By Mike Ripley, Indiana Chamber vice president of health care and employment law

We’ve heard from many business leaders who are concerned about being sued by an employee, customer or visitor who claims to have contracted COVID-19 at the workplace or as a result of company actions. More and more of these lawsuits are being filed across the country (nearly 150 last month), despite the fact a person could be exposed to the virus at home or anywhere out in public.

These lawsuits could devastate businesses already struggling financially.

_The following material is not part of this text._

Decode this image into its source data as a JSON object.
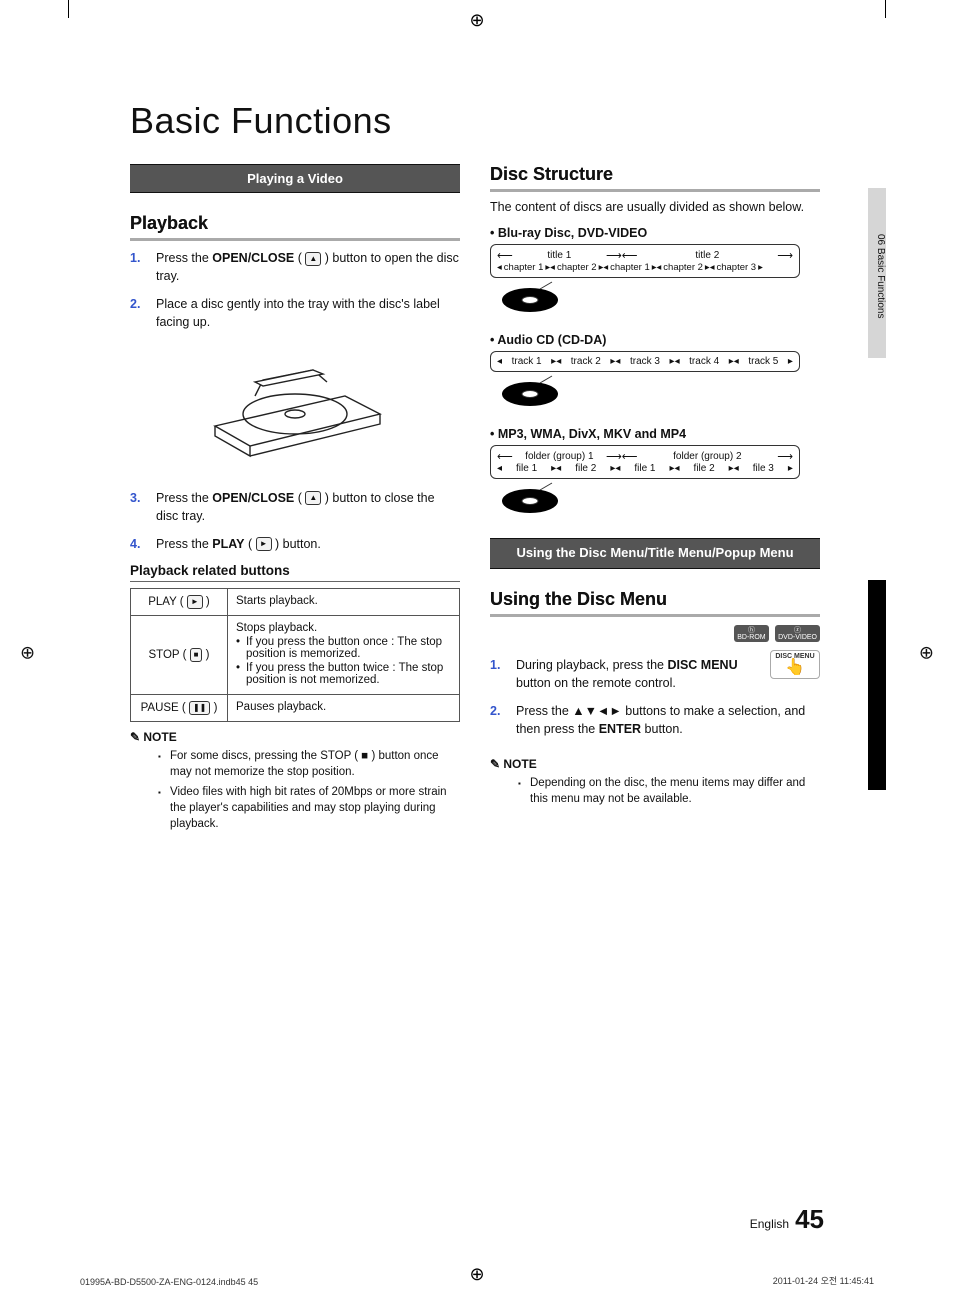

The threat of litigation could mean some businesses even choose to remain shut, crippling efforts to return the Hoosier economy to as normal a level as possible at this time.

While it appears likely that Congress will address the liability concern later this summer – perhaps as soon as the end of the month – the big question is how far the federal law will go. Our preference – and what we’ve communicated to state officials – is for Indiana to also adopt its own policy on top of that in the 2021 General Assembly to ensure the best protections are in place.

The Indiana Chamber’s Civil Justice Committee is currently finalizing language to propose to the state Legislature that encompasses the following four principles:

  • In order to have standing to bring a lawsuit, there must be serious injury or death resulting from COVID-19. Serious injury is defined as an individual who has tested positive, required treatment for physical symptoms and is hospitalized for a minimum number of hours.
  • An employer that has made a good faith effort to follow CDC guidelines, as well as state or local ordinances, regarding the COVID-19 pandemic should be entitled to “safe harbor” provisions sheltering them from potential liability.
  • Manufacturers, distributors and sellers of medical equipment, products or supplies that were developed and distributed to diagnose, treat or prevent COVID-19 need to have immunity from liability to any user or consumer who claims actual injury as a result of contracting COVID-19.
  • For the purposes of worker’s compensation, COVID-19 (or any variation thereof) should be considered an accidental injury in the Indiana worker’s compensation statute.

Nationwide, there have been more than three million confirmed cases of COVID-19. By the end of the pandemic, experts say that most Americans who have been exposed to the virus will only experience flu-like symptoms or be asymptomatic.

Still, with the increasing number of cases, the expectation is that related lawsuits against businesses are going to continue to rise.

Since the employer will be seen as an easy target for a lawsuit, businesses need assurance that as long as they are abiding by the COVID-19 workplace safety guidelines they are immune from such legal action. That will help provide a level of certainty in this unprecedented time and contribute to business and job stability.

Abdul-Hakim is out this week, so we’re running guest editorials.  Feel free to submit one (700 words or less) to